I have a 73-year-old women who developed hypotension (60/40), hives, emesis and near LOC 15 minutes after docusate ingestions. No additional exposures, exercise or stings. Ingredients include red dye 40, yellow dye 6, gelatin, glycerin, mannitol, pharmaceutical ink, PEG 400, propylene glycol, Sorbian, sorbitol, H20. ImmunoCap negative for red dye, gelatin, alpha gal, and normal tryptase at baseline. I did SPT for PEG using MiraLAX (PEG3350) at 1:100,1:10,1:1, all negative. IDs to depomedrol negative. I am apprehensive to do an oral challenge to MiraLAX until I have a good source her reaction. Is there additional testing you would recommend first? Is oral ingestion of PEG different then negative SPT? Does SPT for docusate exist? Is polysorbate 80 testing of any benefit given similar structure to PEG? She is due for a colonoscopy this spring.


Regarding PEG. Low molecular weight PEG is primarily associated with contact hypersensitivity, and high molecular weight (>1000) associated with generalized, systemic reactions. (1) A very good review of PEG allergy reports data addressing threshold tolerance, though these data concern high and very high molecular weight PEG. (2) Testing with intradermal serial titration testing with Depo-Medrol and skin prick titration with MiraLAX were both negative. For completeness, it is reasonable to testing with triamcinolone acetonide to assess Polysorbate 80. However, with the exposure being a low molecular weight PEG excipient and negative skin testing, proceeding with controlled oral challenge would be appropriate. Otherwise, will you commit the patient to avoidance of all PEG?

I was unable to find any reference detailing a test for dioctyl sodium sulfosuccinate (docusate), nor reports of allergy or anaphylaxis. As with most package inserts, there are mentions of the potential risk of allergic reactions, including anaphylaxis.

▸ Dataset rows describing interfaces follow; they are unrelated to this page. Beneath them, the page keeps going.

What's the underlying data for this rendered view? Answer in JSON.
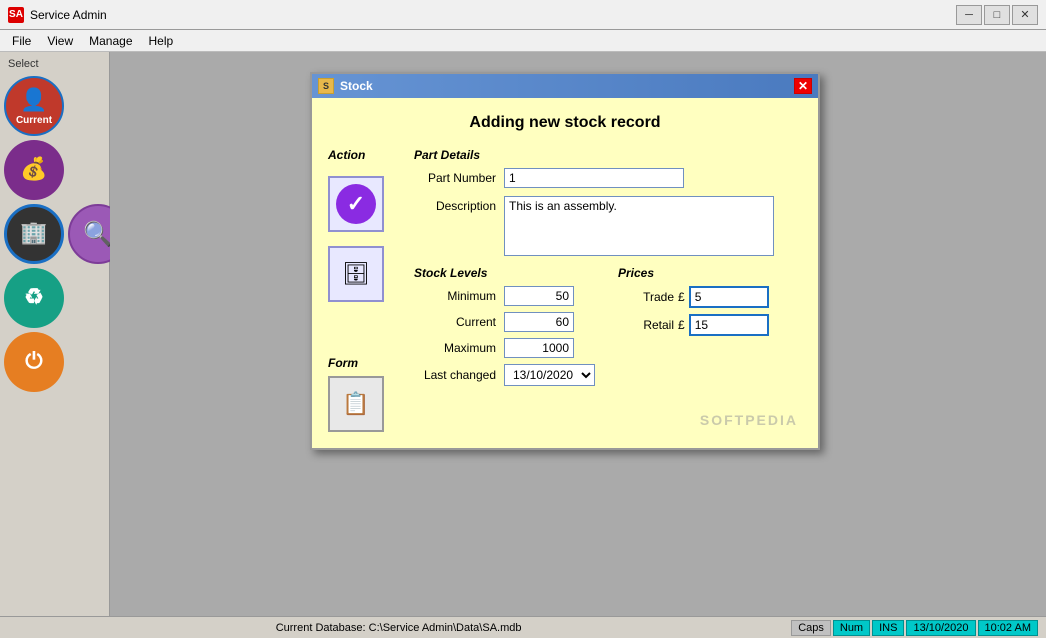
{
  "app": {
    "title": "Service Admin",
    "icon_label": "SA"
  },
  "titlebar_controls": {
    "minimize": "─",
    "maximize": "□",
    "close": "✕"
  },
  "menubar": {
    "items": [
      "File",
      "View",
      "Manage",
      "Help"
    ]
  },
  "sidebar": {
    "label": "Select",
    "buttons": [
      {
        "id": "current",
        "label": "Current",
        "color": "btn-red",
        "icon": "👤",
        "active": true
      },
      {
        "id": "money",
        "label": "",
        "color": "btn-purple",
        "icon": "💰",
        "active": false
      },
      {
        "id": "org",
        "label": "",
        "color": "btn-dark",
        "icon": "🏢",
        "active": true
      },
      {
        "id": "teal",
        "label": "",
        "color": "btn-teal",
        "icon": "♻",
        "active": false
      },
      {
        "id": "power",
        "label": "",
        "color": "btn-orange-dark",
        "icon": "⏻",
        "active": false
      }
    ],
    "search_btn": "🔍",
    "add_btn": "+"
  },
  "modal": {
    "title": "Stock",
    "icon_label": "S",
    "heading": "Adding new stock record",
    "action_section_title": "Action",
    "form_section_title": "Form",
    "part_details": {
      "section_title": "Part Details",
      "part_number_label": "Part Number",
      "part_number_value": "1",
      "description_label": "Description",
      "description_value": "This is an assembly."
    },
    "stock_levels": {
      "section_title": "Stock Levels",
      "minimum_label": "Minimum",
      "minimum_value": "50",
      "current_label": "Current",
      "current_value": "60",
      "maximum_label": "Maximum",
      "maximum_value": "1000",
      "last_changed_label": "Last changed",
      "last_changed_value": "13/10/2020"
    },
    "prices": {
      "section_title": "Prices",
      "trade_label": "Trade",
      "trade_currency": "£",
      "trade_value": "5",
      "retail_label": "Retail",
      "retail_currency": "£",
      "retail_value": "15"
    }
  },
  "statusbar": {
    "database_label": "Current Database: C:\\Service Admin\\Data\\SA.mdb",
    "caps": "Caps",
    "num": "Num",
    "ins": "INS",
    "date": "13/10/2020",
    "time": "10:02 AM"
  }
}
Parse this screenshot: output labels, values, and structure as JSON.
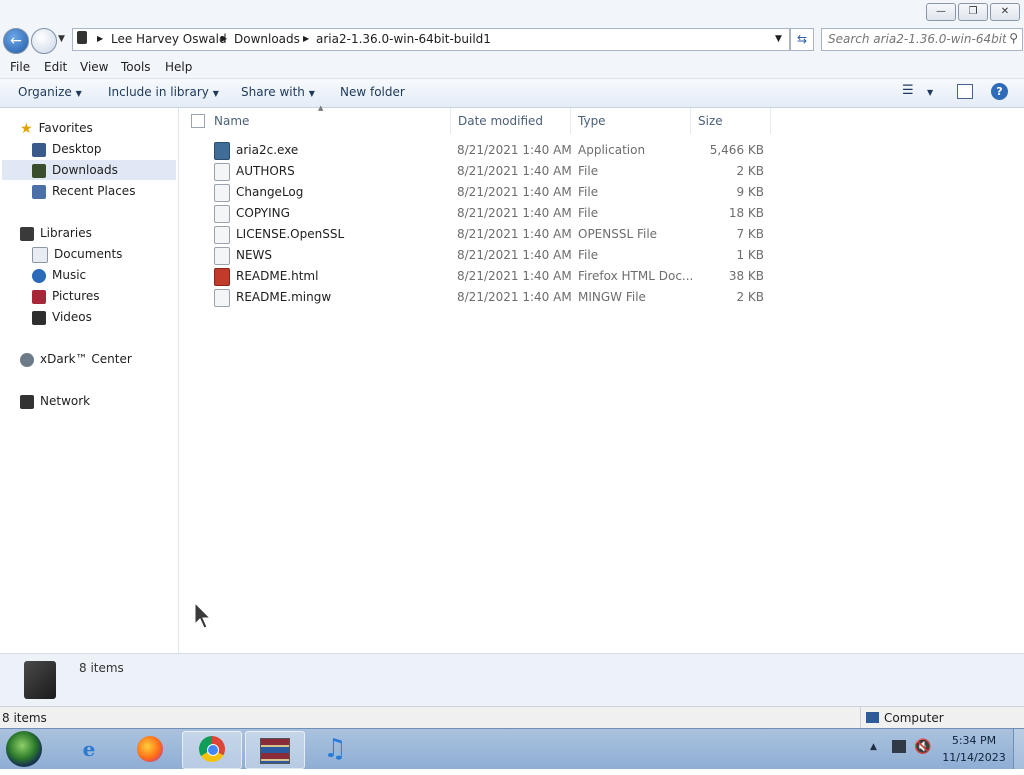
{
  "window": {
    "minimize_glyph": "—",
    "maximize_glyph": "❐",
    "close_glyph": "✕"
  },
  "address": {
    "back_icon": "back-arrow-icon",
    "forward_icon": "forward-arrow-icon",
    "breadcrumb": [
      "Lee Harvey Oswald",
      "Downloads",
      "aria2-1.36.0-win-64bit-build1"
    ],
    "search_placeholder": "Search aria2-1.36.0-win-64bit-..."
  },
  "menubar": [
    "File",
    "Edit",
    "View",
    "Tools",
    "Help"
  ],
  "toolbar": {
    "organize": "Organize",
    "include_in_library": "Include in library",
    "share_with": "Share with",
    "new_folder": "New folder"
  },
  "nav": {
    "favorites_label": "Favorites",
    "favorites": [
      "Desktop",
      "Downloads",
      "Recent Places"
    ],
    "libraries_label": "Libraries",
    "libraries": [
      "Documents",
      "Music",
      "Pictures",
      "Videos"
    ],
    "xdark_label": "xDark™ Center",
    "network_label": "Network"
  },
  "columns": {
    "name": "Name",
    "date": "Date modified",
    "type": "Type",
    "size": "Size"
  },
  "files": [
    {
      "name": "aria2c.exe",
      "date": "8/21/2021 1:40 AM",
      "type": "Application",
      "size": "5,466 KB",
      "icon": "application-icon"
    },
    {
      "name": "AUTHORS",
      "date": "8/21/2021 1:40 AM",
      "type": "File",
      "size": "2 KB",
      "icon": "file-icon"
    },
    {
      "name": "ChangeLog",
      "date": "8/21/2021 1:40 AM",
      "type": "File",
      "size": "9 KB",
      "icon": "file-icon"
    },
    {
      "name": "COPYING",
      "date": "8/21/2021 1:40 AM",
      "type": "File",
      "size": "18 KB",
      "icon": "file-icon"
    },
    {
      "name": "LICENSE.OpenSSL",
      "date": "8/21/2021 1:40 AM",
      "type": "OPENSSL File",
      "size": "7 KB",
      "icon": "file-icon"
    },
    {
      "name": "NEWS",
      "date": "8/21/2021 1:40 AM",
      "type": "File",
      "size": "1 KB",
      "icon": "file-icon"
    },
    {
      "name": "README.html",
      "date": "8/21/2021 1:40 AM",
      "type": "Firefox HTML Doc...",
      "size": "38 KB",
      "icon": "firefox-html-icon"
    },
    {
      "name": "README.mingw",
      "date": "8/21/2021 1:40 AM",
      "type": "MINGW File",
      "size": "2 KB",
      "icon": "file-icon"
    }
  ],
  "details": {
    "count": "8 items"
  },
  "status": {
    "items": "8 items",
    "computer": "Computer"
  },
  "taskbar": {
    "apps": [
      "start-orb-icon",
      "internet-explorer-icon",
      "firefox-icon",
      "chrome-icon",
      "winrar-icon",
      "music-icon"
    ],
    "time": "5:34 PM",
    "date": "11/14/2023"
  },
  "colors": {
    "selection": "#dfe8f4",
    "toolbar_text": "#1e395b",
    "meta_text": "#6d6d6d"
  }
}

Consider skin prick test with Pedia-Lax Liquid (docusate 10mg/mL). Serial titration with 1:100, 1:10, then 1:1. You should also have two or three volunteers for controls to assess for irritant effect.

Alternatively, lactulose is a good bowel cleansing agent, matching the quality of the polyethylene glycol solution. In one study lactulose was preferred by both patients and gastroenterologists. (3)

Another very good reference regarding PEG testing from Kim Blumenthal’s group. (4)

1) Stone CA Jr, Liu Y, Relling MV, et al. Immediate Hypersensitivity to Polyethylene Glycols and Polysorbates: More Common Than We Have Recognized. J Allergy Clin Immunol Pract. 2019 May-Jun;7(5):1533-1540.e8.

2) Sellaturay P, Nasser S, Ewan P. Polyethylene Glycol-Induced Systemic Allergic Reactions (Anaphylaxis). J Allergy Clin Immunol Pract. 2021 Feb;9(2):670-675.

3) Li CX, Guo Y, Zhu YJ, et al. Comparison of Polyethylene Glycol versus Lactulose Oral Solution for Bowel Preparation prior to Colonoscopy. Gastroenterol Res Pract. 2019 Apr 11;2019:2651450. doi: 10.1155/2019/2651450. PMID: 31097959; PMCID: PMC6487087.

4) Banerji A, Wickner PG, Saff R, Stone CA Jr, Robinson LB, Long AA, Wolfson AR, Williams P, Khan DA, Phillips E, Blumenthal KG. mRNA Vaccines to Prevent COVID-19 Disease and Reported Allergic Reactions: Current Evidence and Suggested Approach. J Allergy Clin Immunol Pract. 2021 Apr;9(4):1423-1437.

Jeffrey G. Demain, MD, FAAAAI